[Data for analysis — start]
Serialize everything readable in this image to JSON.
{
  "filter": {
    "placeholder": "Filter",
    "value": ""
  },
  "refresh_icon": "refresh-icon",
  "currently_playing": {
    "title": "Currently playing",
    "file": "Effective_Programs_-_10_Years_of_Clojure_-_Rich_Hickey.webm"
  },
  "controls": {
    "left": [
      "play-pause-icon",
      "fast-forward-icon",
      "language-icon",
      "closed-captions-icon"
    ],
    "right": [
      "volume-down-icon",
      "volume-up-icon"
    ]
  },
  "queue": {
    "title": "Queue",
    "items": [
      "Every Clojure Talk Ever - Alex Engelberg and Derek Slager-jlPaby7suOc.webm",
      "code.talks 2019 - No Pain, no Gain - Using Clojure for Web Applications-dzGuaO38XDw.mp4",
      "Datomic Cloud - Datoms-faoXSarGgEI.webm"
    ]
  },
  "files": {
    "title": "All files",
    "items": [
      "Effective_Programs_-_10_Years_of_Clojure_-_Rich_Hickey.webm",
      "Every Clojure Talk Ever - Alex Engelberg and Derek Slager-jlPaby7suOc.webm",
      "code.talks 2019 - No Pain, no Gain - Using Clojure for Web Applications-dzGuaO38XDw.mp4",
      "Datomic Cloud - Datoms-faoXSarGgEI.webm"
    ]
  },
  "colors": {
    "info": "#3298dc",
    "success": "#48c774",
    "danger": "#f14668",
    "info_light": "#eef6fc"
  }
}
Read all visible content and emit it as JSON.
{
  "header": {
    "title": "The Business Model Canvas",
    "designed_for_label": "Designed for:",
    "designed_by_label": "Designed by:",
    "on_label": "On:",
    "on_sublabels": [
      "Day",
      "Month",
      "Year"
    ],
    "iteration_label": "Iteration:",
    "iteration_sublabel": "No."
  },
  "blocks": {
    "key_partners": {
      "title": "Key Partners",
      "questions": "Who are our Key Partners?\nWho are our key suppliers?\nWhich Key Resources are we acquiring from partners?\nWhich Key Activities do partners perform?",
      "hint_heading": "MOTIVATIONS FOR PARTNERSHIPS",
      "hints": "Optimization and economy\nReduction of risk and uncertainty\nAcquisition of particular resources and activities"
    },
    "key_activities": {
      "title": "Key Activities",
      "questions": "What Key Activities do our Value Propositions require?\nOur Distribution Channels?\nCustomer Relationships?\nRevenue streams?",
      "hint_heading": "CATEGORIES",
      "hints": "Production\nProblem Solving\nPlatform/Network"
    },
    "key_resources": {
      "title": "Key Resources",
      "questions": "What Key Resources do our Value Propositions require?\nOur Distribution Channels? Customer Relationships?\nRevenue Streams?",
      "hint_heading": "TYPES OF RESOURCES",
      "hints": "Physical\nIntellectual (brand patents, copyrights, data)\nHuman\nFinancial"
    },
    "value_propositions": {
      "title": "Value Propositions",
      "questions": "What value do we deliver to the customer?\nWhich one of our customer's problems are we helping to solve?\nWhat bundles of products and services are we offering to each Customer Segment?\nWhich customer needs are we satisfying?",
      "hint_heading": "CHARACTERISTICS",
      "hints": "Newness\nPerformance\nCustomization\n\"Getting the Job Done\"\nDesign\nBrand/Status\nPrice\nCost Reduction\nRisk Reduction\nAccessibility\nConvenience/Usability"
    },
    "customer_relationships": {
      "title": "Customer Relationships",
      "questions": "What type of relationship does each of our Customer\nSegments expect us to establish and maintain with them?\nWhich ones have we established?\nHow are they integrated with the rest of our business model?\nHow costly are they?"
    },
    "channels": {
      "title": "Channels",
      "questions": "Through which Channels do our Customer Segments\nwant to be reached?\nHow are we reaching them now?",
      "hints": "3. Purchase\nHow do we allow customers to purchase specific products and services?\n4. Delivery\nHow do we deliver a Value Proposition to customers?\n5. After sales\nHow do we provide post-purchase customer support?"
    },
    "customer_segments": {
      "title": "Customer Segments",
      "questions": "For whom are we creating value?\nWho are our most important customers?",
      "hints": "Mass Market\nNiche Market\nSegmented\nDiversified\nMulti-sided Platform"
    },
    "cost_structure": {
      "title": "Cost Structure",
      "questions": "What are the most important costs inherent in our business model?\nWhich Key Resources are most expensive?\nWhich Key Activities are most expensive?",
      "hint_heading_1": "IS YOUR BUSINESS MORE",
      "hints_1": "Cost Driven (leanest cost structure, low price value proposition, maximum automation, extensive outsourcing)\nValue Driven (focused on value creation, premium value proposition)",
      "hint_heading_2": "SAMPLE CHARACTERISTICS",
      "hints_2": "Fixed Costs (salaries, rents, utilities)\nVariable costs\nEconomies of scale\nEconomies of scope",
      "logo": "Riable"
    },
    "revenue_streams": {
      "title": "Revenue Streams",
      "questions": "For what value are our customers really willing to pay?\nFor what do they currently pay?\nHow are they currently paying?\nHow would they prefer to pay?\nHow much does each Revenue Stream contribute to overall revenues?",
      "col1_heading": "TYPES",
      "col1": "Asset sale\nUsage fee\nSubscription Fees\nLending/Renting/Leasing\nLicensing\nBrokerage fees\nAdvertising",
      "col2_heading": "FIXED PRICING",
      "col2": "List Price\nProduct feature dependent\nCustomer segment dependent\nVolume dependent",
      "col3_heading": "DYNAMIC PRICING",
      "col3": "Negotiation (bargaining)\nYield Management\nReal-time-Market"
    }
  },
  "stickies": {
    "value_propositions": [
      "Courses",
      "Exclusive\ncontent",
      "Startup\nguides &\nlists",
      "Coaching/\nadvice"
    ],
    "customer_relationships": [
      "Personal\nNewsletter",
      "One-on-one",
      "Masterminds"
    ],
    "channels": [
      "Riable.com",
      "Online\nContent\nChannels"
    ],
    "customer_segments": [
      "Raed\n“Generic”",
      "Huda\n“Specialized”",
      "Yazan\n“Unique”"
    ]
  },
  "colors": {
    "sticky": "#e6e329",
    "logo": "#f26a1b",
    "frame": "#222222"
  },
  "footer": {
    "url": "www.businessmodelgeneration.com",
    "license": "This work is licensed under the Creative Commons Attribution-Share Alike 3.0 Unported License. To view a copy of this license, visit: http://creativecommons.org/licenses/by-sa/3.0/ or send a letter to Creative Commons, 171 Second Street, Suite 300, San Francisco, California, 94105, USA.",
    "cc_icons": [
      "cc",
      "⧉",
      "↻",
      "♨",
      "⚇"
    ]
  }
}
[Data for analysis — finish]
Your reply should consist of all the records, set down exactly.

[Task solution]
Serialize everything readable in this image to JSON.
{
  "filter": {
    "placeholder": "Filter",
    "value": ""
  },
  "refresh_icon": "refresh-icon",
  "currently_playing": {
    "title": "Currently playing",
    "file": "Effective_Programs_-_10_Years_of_Clojure_-_Rich_Hickey.webm"
  },
  "controls": {
    "left": [
      "play-pause-icon",
      "fast-forward-icon",
      "language-icon",
      "closed-captions-icon"
    ],
    "right": [
      "volume-down-icon",
      "volume-up-icon"
    ]
  },
  "queue": {
    "title": "Queue",
    "items": [
      "Every Clojure Talk Ever - Alex Engelberg and Derek Slager-jlPaby7suOc.webm",
      "code.talks 2019 - No Pain, no Gain - Using Clojure for Web Applications-dzGuaO38XDw.mp4",
      "Datomic Cloud - Datoms-faoXSarGgEI.webm"
    ]
  },
  "files": {
    "title": "All files",
    "items": [
      "Effective_Programs_-_10_Years_of_Clojure_-_Rich_Hickey.webm",
      "Every Clojure Talk Ever - Alex Engelberg and Derek Slager-jlPaby7suOc.webm",
      "code.talks 2019 - No Pain, no Gain - Using Clojure for Web Applications-dzGuaO38XDw.mp4",
      "Datomic Cloud - Datoms-faoXSarGgEI.webm"
    ]
  },
  "colors": {
    "info": "#3298dc",
    "success": "#48c774",
    "danger": "#f14668",
    "info_light": "#eef6fc"
  }
}
Read all visible content and emit it as JSON.
{
  "header": {
    "title": "The Business Model Canvas",
    "designed_for_label": "Designed for:",
    "designed_by_label": "Designed by:",
    "on_label": "On:",
    "on_sublabels": [
      "Day",
      "Month",
      "Year"
    ],
    "iteration_label": "Iteration:",
    "iteration_sublabel": "No."
  },
  "blocks": {
    "key_partners": {
      "title": "Key Partners",
      "questions": "Who are our Key Partners?\nWho are our key suppliers?\nWhich Key Resources are we acquiring from partners?\nWhich Key Activities do partners perform?",
      "hint_heading": "MOTIVATIONS FOR PARTNERSHIPS",
      "hints": "Optimization and economy\nReduction of risk and uncertainty\nAcquisition of particular resources and activities"
    },
    "key_activities": {
      "title": "Key Activities",
      "questions": "What Key Activities do our Value Propositions require?\nOur Distribution Channels?\nCustomer Relationships?\nRevenue streams?",
      "hint_heading": "CATEGORIES",
      "hints": "Production\nProblem Solving\nPlatform/Network"
    },
    "key_resources": {
      "title": "Key Resources",
      "questions": "What Key Resources do our Value Propositions require?\nOur Distribution Channels? Customer Relationships?\nRevenue Streams?",
      "hint_heading": "TYPES OF RESOURCES",
      "hints": "Physical\nIntellectual (brand patents, copyrights, data)\nHuman\nFinancial"
    },
    "value_propositions": {
      "title": "Value Propositions",
      "questions": "What value do we deliver to the customer?\nWhich one of our customer's problems are we helping to solve?\nWhat bundles of products and services are we offering to each Customer Segment?\nWhich customer needs are we satisfying?",
      "hint_heading": "CHARACTERISTICS",
      "hints": "Newness\nPerformance\nCustomization\n\"Getting the Job Done\"\nDesign\nBrand/Status\nPrice\nCost Reduction\nRisk Reduction\nAccessibility\nConvenience/Usability"
    },
    "customer_relationships": {
      "title": "Customer Relationships",
      "questions": "What type of relationship does each of our Customer\nSegments expect us to establish and maintain with them?\nWhich ones have we established?\nHow are they integrated with the rest of our business model?\nHow costly are they?"
    },
    "channels": {
      "title": "Channels",
      "questions": "Through which Channels do our Customer Segments\nwant to be reached?\nHow are we reaching them now?",
      "hints": "3. Purchase\nHow do we allow customers to purchase specific products and services?\n4. Delivery\nHow do we deliver a Value Proposition to customers?\n5. After sales\nHow do we provide post-purchase customer support?"
    },
    "customer_segments": {
      "title": "Customer Segments",
      "questions": "For whom are we creating value?\nWho are our most important customers?",
      "hints": "Mass Market\nNiche Market\nSegmented\nDiversified\nMulti-sided Platform"
    },
    "cost_structure": {
      "title": "Cost Structure",
      "questions": "What are the most important costs inherent in our business model?\nWhich Key Resources are most expensive?\nWhich Key Activities are most expensive?",
      "hint_heading_1": "IS YOUR BUSINESS MORE",
      "hints_1": "Cost Driven (leanest cost structure, low price value proposition, maximum automation, extensive outsourcing)\nValue Driven (focused on value creation, premium value proposition)",
      "hint_heading_2": "SAMPLE CHARACTERISTICS",
      "hints_2": "Fixed Costs (salaries, rents, utilities)\nVariable costs\nEconomies of scale\nEconomies of scope",
      "logo": "Riable"
    },
    "revenue_streams": {
      "title": "Revenue Streams",
      "questions": "For what value are our customers really willing to pay?\nFor what do they currently pay?\nHow are they currently paying?\nHow would they prefer to pay?\nHow much does each Revenue Stream contribute to overall revenues?",
      "col1_heading": "TYPES",
      "col1": "Asset sale\nUsage fee\nSubscription Fees\nLending/Renting/Leasing\nLicensing\nBrokerage fees\nAdvertising",
      "col2_heading": "FIXED PRICING",
      "col2": "List Price\nProduct feature dependent\nCustomer segment dependent\nVolume dependent",
      "col3_heading": "DYNAMIC PRICING",
      "col3": "Negotiation (bargaining)\nYield Management\nReal-time-Market"
    }
  },
  "stickies": {
    "value_propositions": [
      "Courses",
      "Exclusive\ncontent",
      "Startup\nguides &\nlists",
      "Coaching/\nadvice"
    ],
    "customer_relationships": [
      "Personal\nNewsletter",
      "One-on-one",
      "Masterminds"
    ],
    "channels": [
      "Riable.com",
      "Online\nContent\nChannels"
    ],
    "customer_segments": [
      "Raed\n“Generic”",
      "Huda\n“Specialized”",
      "Yazan\n“Unique”"
    ]
  },
  "colors": {
    "sticky": "#e6e329",
    "logo": "#f26a1b",
    "frame": "#222222"
  },
  "footer": {
    "url": "www.businessmodelgeneration.com",
    "license": "This work is licensed under the Creative Commons Attribution-Share Alike 3.0 Unported License. To view a copy of this license, visit: http://creativecommons.org/licenses/by-sa/3.0/ or send a letter to Creative Commons, 171 Second Street, Suite 300, San Francisco, California, 94105, USA.",
    "cc_icons": [
      "cc",
      "⧉",
      "↻",
      "♨",
      "⚇"
    ]
  }
}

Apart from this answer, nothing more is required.